Graduation Year


Document Type




Degree Name

Master of Arts (M.A.)

Degree Granting Department

Mass Communication

Major Professor

Roxanne Watson, Ph.D.

Co-Major Professor

Justin Brown, Ph.D.

Committee Member

Justin Brown, Ph.D.

Committee Member

Scott Liu, Ph.D.


Arthurian legend, British history, Chivalry, Rhetoric, Tennyson

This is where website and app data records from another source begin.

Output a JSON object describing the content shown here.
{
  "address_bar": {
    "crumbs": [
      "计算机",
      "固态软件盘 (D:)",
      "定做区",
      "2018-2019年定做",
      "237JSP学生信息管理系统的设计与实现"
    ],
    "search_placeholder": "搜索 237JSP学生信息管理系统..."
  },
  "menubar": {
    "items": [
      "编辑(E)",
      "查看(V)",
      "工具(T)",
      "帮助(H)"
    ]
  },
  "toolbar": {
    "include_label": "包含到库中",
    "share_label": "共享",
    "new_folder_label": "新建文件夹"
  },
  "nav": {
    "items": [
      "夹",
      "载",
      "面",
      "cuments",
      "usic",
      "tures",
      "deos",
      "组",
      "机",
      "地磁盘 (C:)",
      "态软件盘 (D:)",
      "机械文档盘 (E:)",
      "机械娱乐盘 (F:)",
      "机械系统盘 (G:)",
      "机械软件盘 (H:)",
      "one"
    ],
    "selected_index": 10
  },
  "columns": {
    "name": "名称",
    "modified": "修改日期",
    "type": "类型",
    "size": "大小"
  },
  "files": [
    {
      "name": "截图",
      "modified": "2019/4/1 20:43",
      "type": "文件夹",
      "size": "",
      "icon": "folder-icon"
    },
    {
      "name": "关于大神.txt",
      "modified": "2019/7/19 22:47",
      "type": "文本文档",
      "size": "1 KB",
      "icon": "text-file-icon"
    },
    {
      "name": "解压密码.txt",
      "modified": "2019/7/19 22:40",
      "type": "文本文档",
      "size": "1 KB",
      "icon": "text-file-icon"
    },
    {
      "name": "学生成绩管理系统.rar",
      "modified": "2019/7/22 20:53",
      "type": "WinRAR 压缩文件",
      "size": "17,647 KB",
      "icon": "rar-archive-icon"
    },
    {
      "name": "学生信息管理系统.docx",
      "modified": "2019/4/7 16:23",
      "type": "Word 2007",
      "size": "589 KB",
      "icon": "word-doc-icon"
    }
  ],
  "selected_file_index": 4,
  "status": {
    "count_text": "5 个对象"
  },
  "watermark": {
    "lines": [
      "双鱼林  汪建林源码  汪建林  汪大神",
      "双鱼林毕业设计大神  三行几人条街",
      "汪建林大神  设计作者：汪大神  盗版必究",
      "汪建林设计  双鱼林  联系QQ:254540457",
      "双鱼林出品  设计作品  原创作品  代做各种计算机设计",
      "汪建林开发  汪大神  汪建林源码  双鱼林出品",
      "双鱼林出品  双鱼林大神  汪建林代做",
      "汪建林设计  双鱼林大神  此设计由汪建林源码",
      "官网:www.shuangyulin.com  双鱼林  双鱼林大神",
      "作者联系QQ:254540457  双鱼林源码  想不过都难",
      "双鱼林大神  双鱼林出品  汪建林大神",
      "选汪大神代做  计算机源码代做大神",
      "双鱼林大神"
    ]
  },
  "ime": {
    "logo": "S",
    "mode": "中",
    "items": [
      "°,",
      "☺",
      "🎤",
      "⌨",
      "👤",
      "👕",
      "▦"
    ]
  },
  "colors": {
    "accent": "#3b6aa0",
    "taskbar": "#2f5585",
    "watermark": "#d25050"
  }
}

This study uses Winston Churchill's "We Shall Fight on the Beaches" speech, delivered to the House of Commons following the evacuation of Dunkirk, France in June 1940, as a source text by which to examine Churchill's use of British cultural narratives in political communication. Narrative and heuristic theories are proposed as means by which listeners process such messages. A number of rhetorical devices are defined, in order to inform a discussion of the narratives identified, particularly the means by which those narratives were rhetorically embedded in the text. After a careful examination of the source text, the narratives of knighthood and chivalric values, as well as King Arthur and the Arthurian legend, specifically as presented in Tennyson's Idylls of the King, were identified as primary cultural narratives from which Churchill draws much meaning. A thorough critical history of each of these narratives is undertaken, revealing sentiments of oath-bound civic duty tracing back to Britain's historical founding as a culture and a nation, following the fall of Rome in the fifth century, and persisting up until Churchill's use of those sentiments in his historic 1940 speech.